A recently published article in the journal “Chemistry of Materials” describes the synthesis process and the properties of the microcapsules in detail. The secret of the new colloidosomes is in the usage of so-called lipids (fatty acids) that stabilize the capsules. Fatty acids are part of many consumer products including margarine and are nontoxic for the human organism. The fatty acids self-assemble between the capsule-forming particles and in so doing stabilize the colloidosomes.
Michael Maas, a former postdoctoral fellow at Stanford University and now senior scientist at the Advanced Ceramics group, laid the foundations for the synthesis of the new microcapsules.

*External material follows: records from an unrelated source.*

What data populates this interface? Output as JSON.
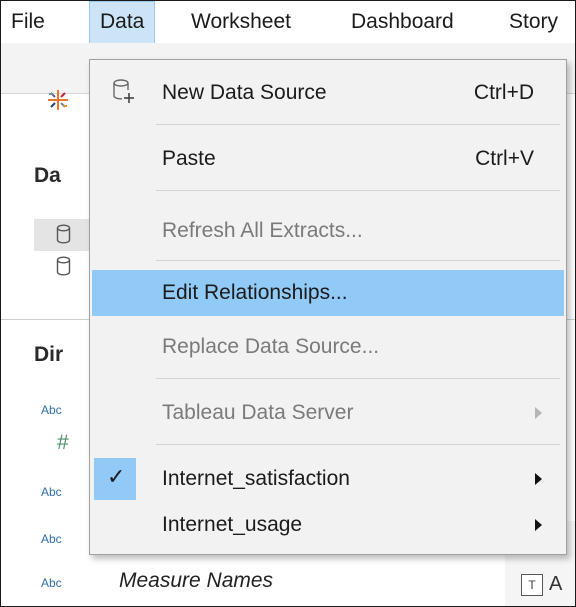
{
  "menubar": {
    "items": [
      "File",
      "Data",
      "Worksheet",
      "Dashboard",
      "Story"
    ]
  },
  "background": {
    "data_heading": "Da",
    "dimensions_heading": "Dir",
    "abc_label": "Abc",
    "hash_glyph": "#",
    "measure_names": "Measure Names",
    "t_icon": "T",
    "right_fragment": "A"
  },
  "data_menu": {
    "items": [
      {
        "label": "New Data Source",
        "shortcut": "Ctrl+D",
        "icon": "new-data-source-icon"
      },
      {
        "label": "Paste",
        "shortcut": "Ctrl+V"
      },
      {
        "label": "Refresh All Extracts...",
        "disabled": true
      },
      {
        "label": "Edit Relationships...",
        "highlighted": true
      },
      {
        "label": "Replace Data Source...",
        "disabled": true
      },
      {
        "label": "Tableau Data Server",
        "disabled": true,
        "submenu": true
      },
      {
        "label": "Internet_satisfaction",
        "checked": true,
        "submenu": true
      },
      {
        "label": "Internet_usage",
        "submenu": true
      }
    ],
    "check_glyph": "✓"
  },
  "colors": {
    "highlight": "#91c9f7",
    "menu_bg": "#f2f2f2",
    "open_menu_tab": "#cce4f7"
  }
}
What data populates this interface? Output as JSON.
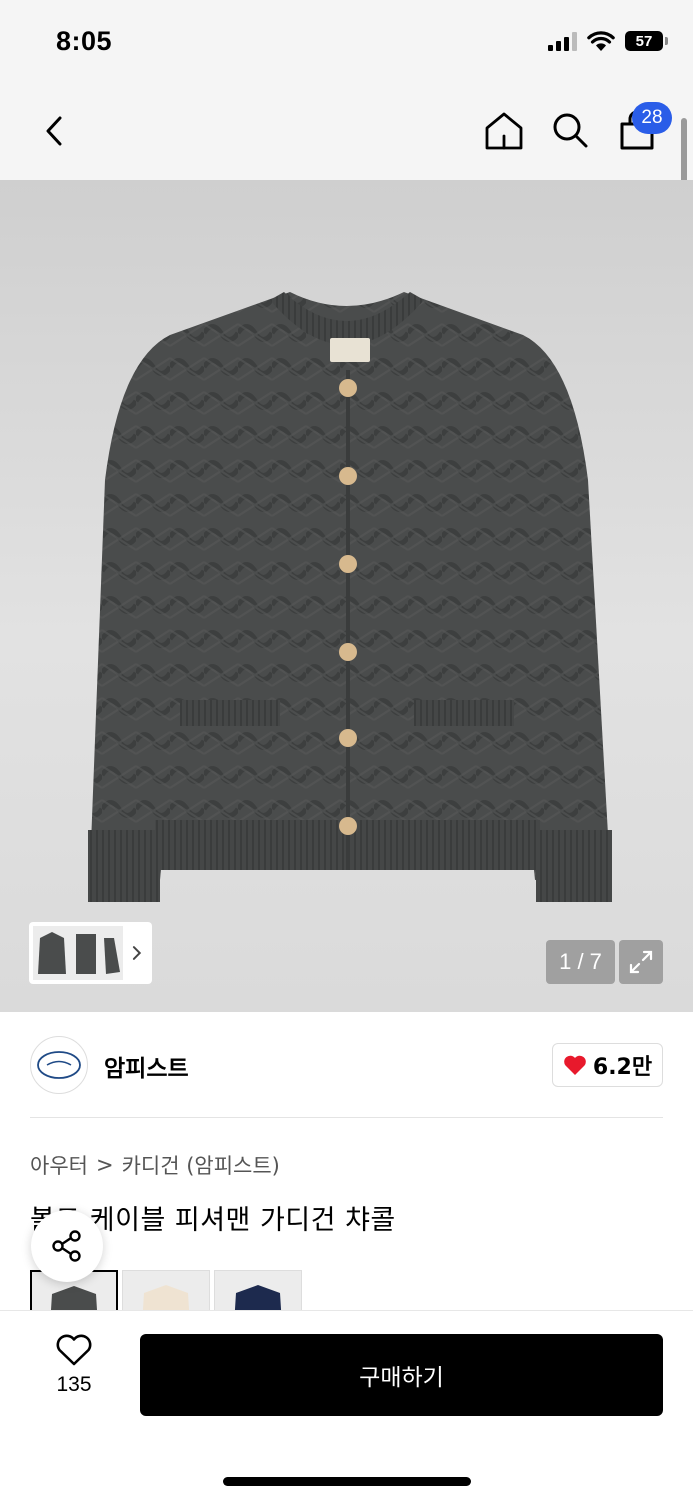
{
  "status_bar": {
    "time": "8:05",
    "battery": "57"
  },
  "nav": {
    "cart_count": "28"
  },
  "product_image": {
    "pager_text": "1 / 7"
  },
  "brand": {
    "name": "암피스트",
    "likes": "6.2만"
  },
  "breadcrumb": {
    "level1": "아우터",
    "separator": ">",
    "level2": "카디건 (암피스트)"
  },
  "product": {
    "title": "볼드 케이블 피셔맨 가디건 챠콜"
  },
  "color_options": [
    "charcoal",
    "ivory",
    "navy"
  ],
  "bottom_bar": {
    "wish_count": "135",
    "buy_label": "구매하기"
  },
  "colors": {
    "accent": "#2a5de8",
    "heart": "#e8192c",
    "primary": "#000000",
    "sweater": "#4a4c4c",
    "button": "#d7b98e"
  },
  "icons": [
    "back-icon",
    "home-icon",
    "search-icon",
    "shopping-bag-icon",
    "expand-icon",
    "chevron-right-icon",
    "share-icon",
    "heart-icon"
  ]
}
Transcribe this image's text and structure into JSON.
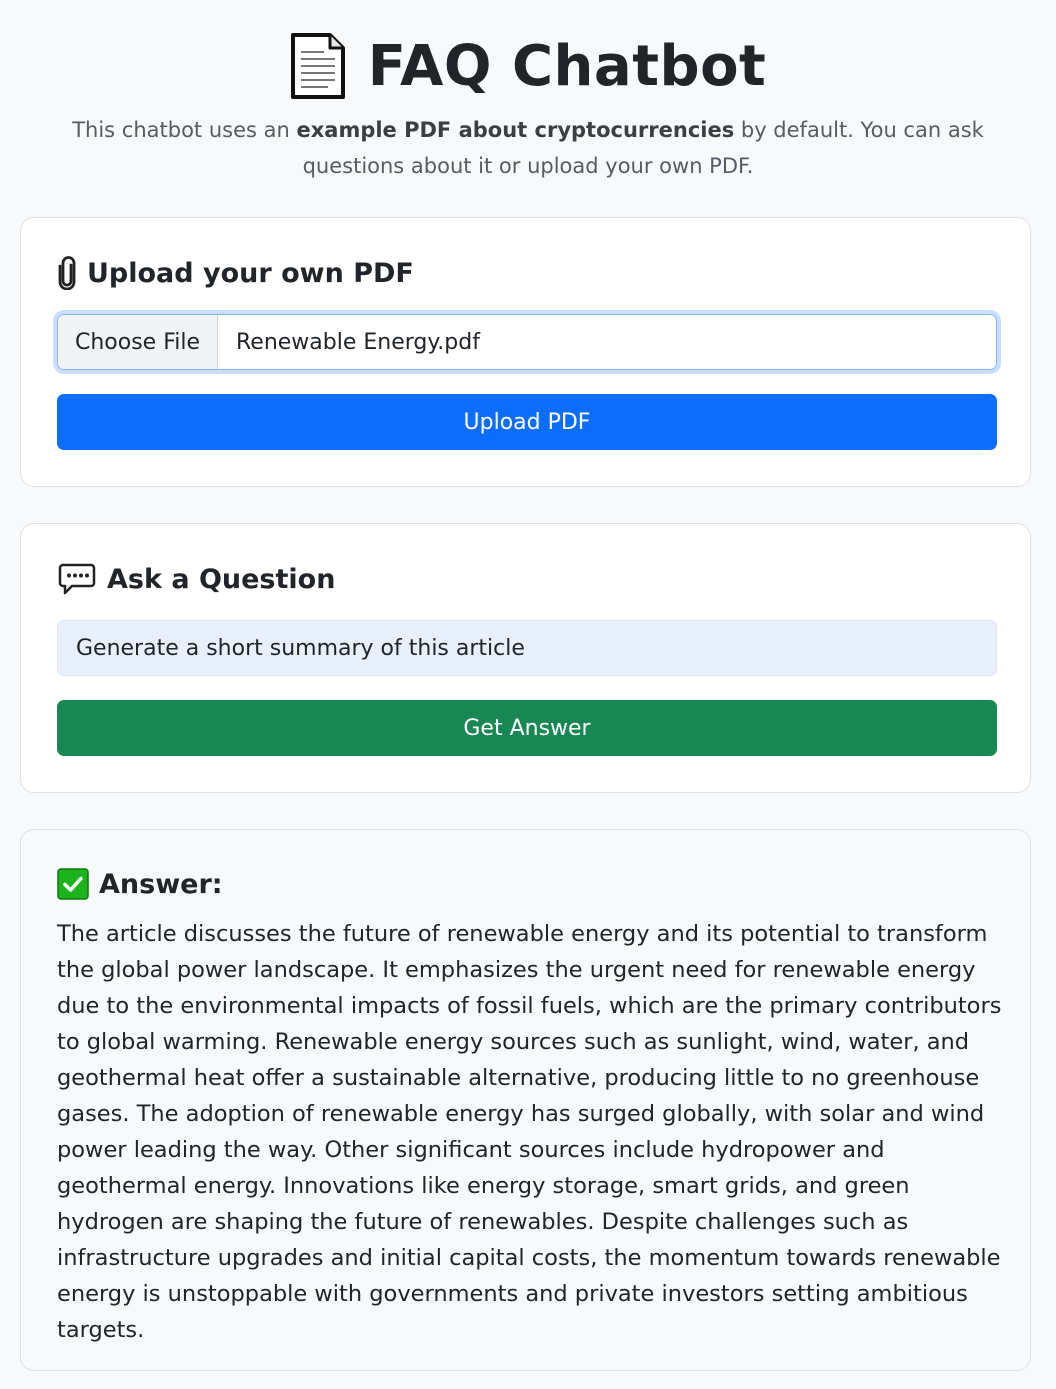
{
  "header": {
    "icon": "page-facing-up-icon",
    "title": "FAQ Chatbot",
    "subtitle_pre": "This chatbot uses an ",
    "subtitle_bold": "example PDF about cryptocurrencies",
    "subtitle_post": " by default. You can ask questions about it or upload your own PDF."
  },
  "upload": {
    "icon": "paperclip-icon",
    "title": "Upload your own PDF",
    "choose_label": "Choose File",
    "file_name": "Renewable Energy.pdf",
    "button_label": "Upload PDF"
  },
  "ask": {
    "icon": "speech-bubble-icon",
    "title": "Ask a Question",
    "input_value": "Generate a short summary of this article",
    "button_label": "Get Answer"
  },
  "answer": {
    "icon": "check-mark-icon",
    "title": "Answer:",
    "text": "The article discusses the future of renewable energy and its potential to transform the global power landscape. It emphasizes the urgent need for renewable energy due to the environmental impacts of fossil fuels, which are the primary contributors to global warming. Renewable energy sources such as sunlight, wind, water, and geothermal heat offer a sustainable alternative, producing little to no greenhouse gases. The adoption of renewable energy has surged globally, with solar and wind power leading the way. Other significant sources include hydropower and geothermal energy. Innovations like energy storage, smart grids, and green hydrogen are shaping the future of renewables. Despite challenges such as infrastructure upgrades and initial capital costs, the momentum towards renewable energy is unstoppable with governments and private investors setting ambitious targets."
  },
  "colors": {
    "primary": "#0d6efd",
    "success": "#198754",
    "background": "#f8f9fa"
  }
}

During his two-year stay in California, he conducted extensive research on the formation of extremely thin layers or films that consist of nanoparticles and fatty acids. He found that only specific combinations of fatty acids and nanoparticles can be used for the synthesis of films with a specific thickness. This is the basis of the new submicron colloidosomes. Dr. Maas says: ”It’s great being able to use results from fundamental research to develop novel types of drug delivery systems. In theory, we can use all kinds of combinations of nanoparticles for the synthesis of colloidosomes. This way, we have a versatile tool box at hand that can be tailored and expanded at will.”
Professor Kurosch Rezwan, director of the advanced ceramics group at the University of Bremen sees great potential in the new microcapsules: “We achieved a real breakthrough by pushing colloidosomes below a diameter of 500 nanometer, though this is just the beginning. We are certain that these types of new microcapsules have great properties and will be used for many applications. Our primary goal is to optimize the system in the next years and bring the submicron colloidosomes from the lab to application.” Moreover Rezwan points out that the quality of the high resolution electron microscopy images would not have been possible without close collaboration with Prof. Rosenauer and Tim Grieb of the Institute of Solid State Physics at the University of Bremen.
Full citation of the scientific article: Tobias Bollhorst, Tim Grieb, Andreas Rosenauer, Gerald Fuller, Michael Maas, Kurosch Rezwan: Synthesis Route for the Self-Assembly of Submicrometer-Sized Colloidosomes with Tailorable Nanopores, Chemistry of Materials, 2013, in print
University of Bremen
Faculty of Production Engineering
M.Sc. Tobias Bollhorst
Tel.: +49 421 218 64961
Dr. rer. nat. Michael Maas
Tel.: +49 421 218 64939
Prof. Dr.-Ing. Kurosch Rezwan
Tel.: +49 421 218 64930